In about 10-15 years when we’re all grown up, Rickrolling will officially count as nostalgia. If you have this album on vinyl by then, you can put it on during one of your yuppie wine & cheese parties and smugly revel in the fact that you just Rickrolled your friends…IN ANALOG! The guests geeky enough to remember the joke will briefly laugh and reminisce about various other dumb memes from a youth wasted online, while those who don’t get it will just shrug and go back to their Pinot Noir. To prepare yourself for that day, Amazon has used copies starting at just under five bucks , or you could probably find it at your local record store like I did.

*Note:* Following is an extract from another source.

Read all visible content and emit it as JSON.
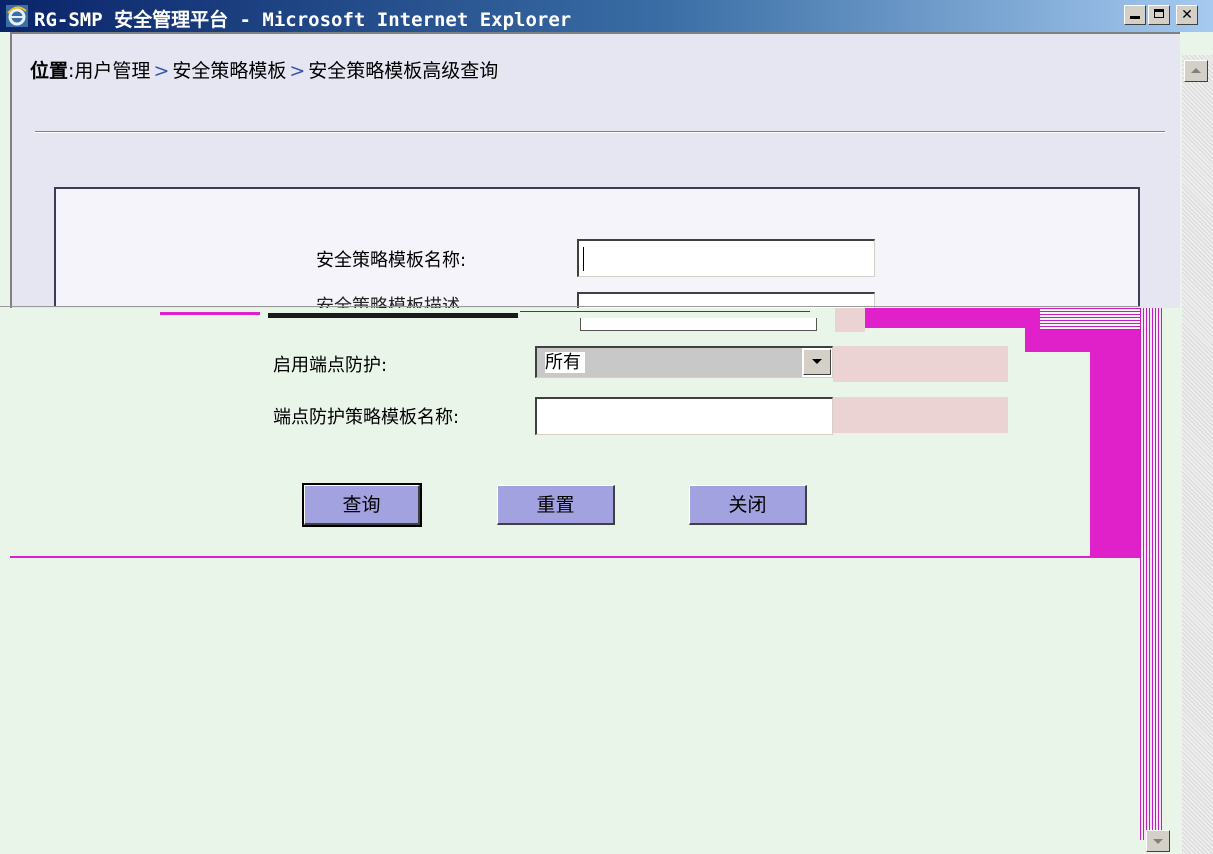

NEXT WEEK : “Bed Intruder Song” split 7″ with Eduard Khil
I first heard of Crucial Youth back in middle school, from a friend whose uncle was in the band. I managed to find a few MP3s on Napster, downloaded them, had a laugh, then forgot about them. I came across this LP on eBay a few years ago and just now decided to give it a review. Basically, Crucial Youth was one big parody of straightedge hardcore, featuring hilariously overblown songs about brushing your teeth, eating a balanced diet, and not masturbating. Active in New Jersey in the mid through late 80’s, they were a pretty good antidote to overbearing punk bands preaching militant asceticism, and pointed out just how silly the whole thing can sound to an outsider.
Tracks on this album include “Caffeine”, a warning about the dangers of legal stimulants (“STAY A-WAY FROM MEEEE WHEN YOU’RE DRINKING YOUR CO-FEEEE!!!”), “4 Food Groups”, a primer on healthy eating, and “Cross at the Green (Not In between)”, an informative lesson on crosswalk safety. The music itself is unremarkable, intentionally amateurish hardcore somewhere between Cro-Mags and DRI. Vocalist “Joe Crucial” delivers appropriately trite lyrics in a honking bellow (a commenter on another website described it as “Ian MacKaye with a 47th chromosome”) that consist of gems like:
“When you smoke pot / what have you got? / I’ll tell you what / Not a lot!”
Hardcore albums in general aren’t known for their impressive sonics, and this record follows the rule. The guitars groan and drone in the distance while thin, spitty drums dominate the mix. Great sound isn’t the point of this record though, it gets its satirical message across just fine.
This album comes on “milk white” vinyl and has cover art depicting the band and their crew gleefully steamrolling glam rockers and Quincy punks. I’m not sure if it originally came with the “Crucial Youth comix” or if these were in a zine, but my copy didn’t have them. A seller on GEMM.com is offering it for almost 60 bucks, which means I got it for a steal at 10 from eBay. If you want the CD, Amazon has it for 14 dollars and it’s probably remastered so the sound will be improved. Buy it to troll your sXe friends with, or just as a vaguely amusing satire of a scene that desperately needed it.